─── Supplied material

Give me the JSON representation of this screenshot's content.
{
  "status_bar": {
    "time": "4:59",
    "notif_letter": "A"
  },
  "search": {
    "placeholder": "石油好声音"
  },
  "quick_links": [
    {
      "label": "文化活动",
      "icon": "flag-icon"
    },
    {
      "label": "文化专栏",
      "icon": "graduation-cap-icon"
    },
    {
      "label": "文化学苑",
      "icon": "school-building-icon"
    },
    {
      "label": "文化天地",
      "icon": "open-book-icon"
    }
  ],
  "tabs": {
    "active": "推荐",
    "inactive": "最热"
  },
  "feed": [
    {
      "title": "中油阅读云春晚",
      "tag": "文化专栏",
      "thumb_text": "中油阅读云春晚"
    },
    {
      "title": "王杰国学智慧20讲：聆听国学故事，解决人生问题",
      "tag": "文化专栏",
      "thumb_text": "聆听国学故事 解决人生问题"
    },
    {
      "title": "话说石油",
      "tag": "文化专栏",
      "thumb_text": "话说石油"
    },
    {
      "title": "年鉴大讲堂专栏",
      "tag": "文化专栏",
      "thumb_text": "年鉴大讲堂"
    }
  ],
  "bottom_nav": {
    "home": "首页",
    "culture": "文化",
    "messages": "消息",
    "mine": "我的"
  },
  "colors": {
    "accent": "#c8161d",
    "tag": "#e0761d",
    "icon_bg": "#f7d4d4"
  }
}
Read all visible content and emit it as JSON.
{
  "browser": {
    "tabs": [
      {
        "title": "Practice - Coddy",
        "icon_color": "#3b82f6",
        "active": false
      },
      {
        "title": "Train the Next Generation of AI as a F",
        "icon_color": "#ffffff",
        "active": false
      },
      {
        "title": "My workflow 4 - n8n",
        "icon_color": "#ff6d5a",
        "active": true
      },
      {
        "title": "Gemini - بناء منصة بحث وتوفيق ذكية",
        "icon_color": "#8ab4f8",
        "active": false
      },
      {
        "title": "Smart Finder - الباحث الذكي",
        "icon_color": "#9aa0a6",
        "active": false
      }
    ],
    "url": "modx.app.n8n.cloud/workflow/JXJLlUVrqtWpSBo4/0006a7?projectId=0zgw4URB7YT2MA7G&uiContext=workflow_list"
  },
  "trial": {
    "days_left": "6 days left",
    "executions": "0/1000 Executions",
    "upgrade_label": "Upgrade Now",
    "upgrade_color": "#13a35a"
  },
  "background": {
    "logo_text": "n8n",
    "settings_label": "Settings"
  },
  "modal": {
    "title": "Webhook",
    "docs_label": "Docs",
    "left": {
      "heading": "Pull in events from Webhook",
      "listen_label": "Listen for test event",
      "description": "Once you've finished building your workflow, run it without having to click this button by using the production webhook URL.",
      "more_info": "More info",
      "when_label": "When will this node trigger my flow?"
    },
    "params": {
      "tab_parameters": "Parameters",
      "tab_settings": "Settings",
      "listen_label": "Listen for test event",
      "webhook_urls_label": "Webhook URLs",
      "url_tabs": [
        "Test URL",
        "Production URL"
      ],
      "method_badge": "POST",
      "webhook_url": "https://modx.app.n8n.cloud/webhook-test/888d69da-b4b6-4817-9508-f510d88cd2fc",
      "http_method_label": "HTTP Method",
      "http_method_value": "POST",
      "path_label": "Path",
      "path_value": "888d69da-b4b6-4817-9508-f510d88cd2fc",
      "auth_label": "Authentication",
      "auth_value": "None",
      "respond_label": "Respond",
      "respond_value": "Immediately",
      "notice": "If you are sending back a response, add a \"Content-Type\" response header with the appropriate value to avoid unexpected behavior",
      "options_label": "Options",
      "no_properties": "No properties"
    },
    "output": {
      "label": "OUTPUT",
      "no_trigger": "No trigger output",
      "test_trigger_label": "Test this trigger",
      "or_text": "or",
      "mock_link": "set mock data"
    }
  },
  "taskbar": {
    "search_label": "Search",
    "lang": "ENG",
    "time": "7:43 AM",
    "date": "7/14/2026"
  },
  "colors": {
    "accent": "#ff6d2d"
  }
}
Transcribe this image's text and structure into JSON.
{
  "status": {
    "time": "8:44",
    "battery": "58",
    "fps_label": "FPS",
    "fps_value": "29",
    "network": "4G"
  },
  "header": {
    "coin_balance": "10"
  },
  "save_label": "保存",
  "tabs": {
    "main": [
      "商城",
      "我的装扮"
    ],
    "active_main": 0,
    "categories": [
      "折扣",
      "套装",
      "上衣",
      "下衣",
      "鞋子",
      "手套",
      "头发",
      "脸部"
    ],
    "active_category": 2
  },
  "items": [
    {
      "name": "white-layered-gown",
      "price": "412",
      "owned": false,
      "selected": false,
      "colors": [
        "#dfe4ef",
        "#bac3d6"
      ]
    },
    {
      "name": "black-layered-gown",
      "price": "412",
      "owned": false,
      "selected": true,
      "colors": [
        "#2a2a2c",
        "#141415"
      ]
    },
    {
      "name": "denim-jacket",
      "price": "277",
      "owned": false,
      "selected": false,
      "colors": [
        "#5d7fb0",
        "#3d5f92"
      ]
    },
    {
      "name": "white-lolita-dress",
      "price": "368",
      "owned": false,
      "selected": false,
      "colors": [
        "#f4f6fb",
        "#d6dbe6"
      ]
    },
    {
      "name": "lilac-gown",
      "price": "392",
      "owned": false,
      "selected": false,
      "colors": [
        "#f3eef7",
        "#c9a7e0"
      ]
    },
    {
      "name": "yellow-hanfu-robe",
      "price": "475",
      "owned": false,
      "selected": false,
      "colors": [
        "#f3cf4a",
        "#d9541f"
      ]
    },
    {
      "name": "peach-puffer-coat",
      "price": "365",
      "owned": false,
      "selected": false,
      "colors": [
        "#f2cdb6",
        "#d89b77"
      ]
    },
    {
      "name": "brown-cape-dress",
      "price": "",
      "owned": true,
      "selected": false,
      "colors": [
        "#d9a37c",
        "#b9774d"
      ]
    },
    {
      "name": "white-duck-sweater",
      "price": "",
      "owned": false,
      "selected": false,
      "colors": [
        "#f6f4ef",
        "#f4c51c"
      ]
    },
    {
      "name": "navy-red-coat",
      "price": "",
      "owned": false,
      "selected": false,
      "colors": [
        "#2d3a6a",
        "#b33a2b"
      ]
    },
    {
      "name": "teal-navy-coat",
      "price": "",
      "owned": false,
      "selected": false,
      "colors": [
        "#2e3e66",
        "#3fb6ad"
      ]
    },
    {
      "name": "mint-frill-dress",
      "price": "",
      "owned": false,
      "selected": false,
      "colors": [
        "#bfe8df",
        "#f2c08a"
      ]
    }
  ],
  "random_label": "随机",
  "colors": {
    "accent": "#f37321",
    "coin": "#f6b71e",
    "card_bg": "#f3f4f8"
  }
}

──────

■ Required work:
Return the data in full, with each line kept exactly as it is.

■ Response:
Give me the JSON representation of this screenshot's content.
{
  "status_bar": {
    "time": "4:59",
    "notif_letter": "A"
  },
  "search": {
    "placeholder": "石油好声音"
  },
  "quick_links": [
    {
      "label": "文化活动",
      "icon": "flag-icon"
    },
    {
      "label": "文化专栏",
      "icon": "graduation-cap-icon"
    },
    {
      "label": "文化学苑",
      "icon": "school-building-icon"
    },
    {
      "label": "文化天地",
      "icon": "open-book-icon"
    }
  ],
  "tabs": {
    "active": "推荐",
    "inactive": "最热"
  },
  "feed": [
    {
      "title": "中油阅读云春晚",
      "tag": "文化专栏",
      "thumb_text": "中油阅读云春晚"
    },
    {
      "title": "王杰国学智慧20讲：聆听国学故事，解决人生问题",
      "tag": "文化专栏",
      "thumb_text": "聆听国学故事 解决人生问题"
    },
    {
      "title": "话说石油",
      "tag": "文化专栏",
      "thumb_text": "话说石油"
    },
    {
      "title": "年鉴大讲堂专栏",
      "tag": "文化专栏",
      "thumb_text": "年鉴大讲堂"
    }
  ],
  "bottom_nav": {
    "home": "首页",
    "culture": "文化",
    "messages": "消息",
    "mine": "我的"
  },
  "colors": {
    "accent": "#c8161d",
    "tag": "#e0761d",
    "icon_bg": "#f7d4d4"
  }
}
Read all visible content and emit it as JSON.
{
  "browser": {
    "tabs": [
      {
        "title": "Practice - Coddy",
        "icon_color": "#3b82f6",
        "active": false
      },
      {
        "title": "Train the Next Generation of AI as a F",
        "icon_color": "#ffffff",
        "active": false
      },
      {
        "title": "My workflow 4 - n8n",
        "icon_color": "#ff6d5a",
        "active": true
      },
      {
        "title": "Gemini - بناء منصة بحث وتوفيق ذكية",
        "icon_color": "#8ab4f8",
        "active": false
      },
      {
        "title": "Smart Finder - الباحث الذكي",
        "icon_color": "#9aa0a6",
        "active": false
      }
    ],
    "url": "modx.app.n8n.cloud/workflow/JXJLlUVrqtWpSBo4/0006a7?projectId=0zgw4URB7YT2MA7G&uiContext=workflow_list"
  },
  "trial": {
    "days_left": "6 days left",
    "executions": "0/1000 Executions",
    "upgrade_label": "Upgrade Now",
    "upgrade_color": "#13a35a"
  },
  "background": {
    "logo_text": "n8n",
    "settings_label": "Settings"
  },
  "modal": {
    "title": "Webhook",
    "docs_label": "Docs",
    "left": {
      "heading": "Pull in events from Webhook",
      "listen_label": "Listen for test event",
      "description": "Once you've finished building your workflow, run it without having to click this button by using the production webhook URL.",
      "more_info": "More info",
      "when_label": "When will this node trigger my flow?"
    },
    "params": {
      "tab_parameters": "Parameters",
      "tab_settings": "Settings",
      "listen_label": "Listen for test event",
      "webhook_urls_label": "Webhook URLs",
      "url_tabs": [
        "Test URL",
        "Production URL"
      ],
      "method_badge": "POST",
      "webhook_url": "https://modx.app.n8n.cloud/webhook-test/888d69da-b4b6-4817-9508-f510d88cd2fc",
      "http_method_label": "HTTP Method",
      "http_method_value": "POST",
      "path_label": "Path",
      "path_value": "888d69da-b4b6-4817-9508-f510d88cd2fc",
      "auth_label": "Authentication",
      "auth_value": "None",
      "respond_label": "Respond",
      "respond_value": "Immediately",
      "notice": "If you are sending back a response, add a \"Content-Type\" response header with the appropriate value to avoid unexpected behavior",
      "options_label": "Options",
      "no_properties": "No properties"
    },
    "output": {
      "label": "OUTPUT",
      "no_trigger": "No trigger output",
      "test_trigger_label": "Test this trigger",
      "or_text": "or",
      "mock_link": "set mock data"
    }
  },
  "taskbar": {
    "search_label": "Search",
    "lang": "ENG",
    "time": "7:43 AM",
    "date": "7/14/2026"
  },
  "colors": {
    "accent": "#ff6d2d"
  }
}
Transcribe this image's text and structure into JSON.
{
  "status": {
    "time": "8:44",
    "battery": "58",
    "fps_label": "FPS",
    "fps_value": "29",
    "network": "4G"
  },
  "header": {
    "coin_balance": "10"
  },
  "save_label": "保存",
  "tabs": {
    "main": [
      "商城",
      "我的装扮"
    ],
    "active_main": 0,
    "categories": [
      "折扣",
      "套装",
      "上衣",
      "下衣",
      "鞋子",
      "手套",
      "头发",
      "脸部"
    ],
    "active_category": 2
  },
  "items": [
    {
      "name": "white-layered-gown",
      "price": "412",
      "owned": false,
      "selected": false,
      "colors": [
        "#dfe4ef",
        "#bac3d6"
      ]
    },
    {
      "name": "black-layered-gown",
      "price": "412",
      "owned": false,
      "selected": true,
      "colors": [
        "#2a2a2c",
        "#141415"
      ]
    },
    {
      "name": "denim-jacket",
      "price": "277",
      "owned": false,
      "selected": false,
      "colors": [
        "#5d7fb0",
        "#3d5f92"
      ]
    },
    {
      "name": "white-lolita-dress",
      "price": "368",
      "owned": false,
      "selected": false,
      "colors": [
        "#f4f6fb",
        "#d6dbe6"
      ]
    },
    {
      "name": "lilac-gown",
      "price": "392",
      "owned": false,
      "selected": false,
      "colors": [
        "#f3eef7",
        "#c9a7e0"
      ]
    },
    {
      "name": "yellow-hanfu-robe",
      "price": "475",
      "owned": false,
      "selected": false,
      "colors": [
        "#f3cf4a",
        "#d9541f"
      ]
    },
    {
      "name": "peach-puffer-coat",
      "price": "365",
      "owned": false,
      "selected": false,
      "colors": [
        "#f2cdb6",
        "#d89b77"
      ]
    },
    {
      "name": "brown-cape-dress",
      "price": "",
      "owned": true,
      "selected": false,
      "colors": [
        "#d9a37c",
        "#b9774d"
      ]
    },
    {
      "name": "white-duck-sweater",
      "price": "",
      "owned": false,
      "selected": false,
      "colors": [
        "#f6f4ef",
        "#f4c51c"
      ]
    },
    {
      "name": "navy-red-coat",
      "price": "",
      "owned": false,
      "selected": false,
      "colors": [
        "#2d3a6a",
        "#b33a2b"
      ]
    },
    {
      "name": "teal-navy-coat",
      "price": "",
      "owned": false,
      "selected": false,
      "colors": [
        "#2e3e66",
        "#3fb6ad"
      ]
    },
    {
      "name": "mint-frill-dress",
      "price": "",
      "owned": false,
      "selected": false,
      "colors": [
        "#bfe8df",
        "#f2c08a"
      ]
    }
  ],
  "random_label": "随机",
  "colors": {
    "accent": "#f37321",
    "coin": "#f6b71e",
    "card_bg": "#f3f4f8"
  }
}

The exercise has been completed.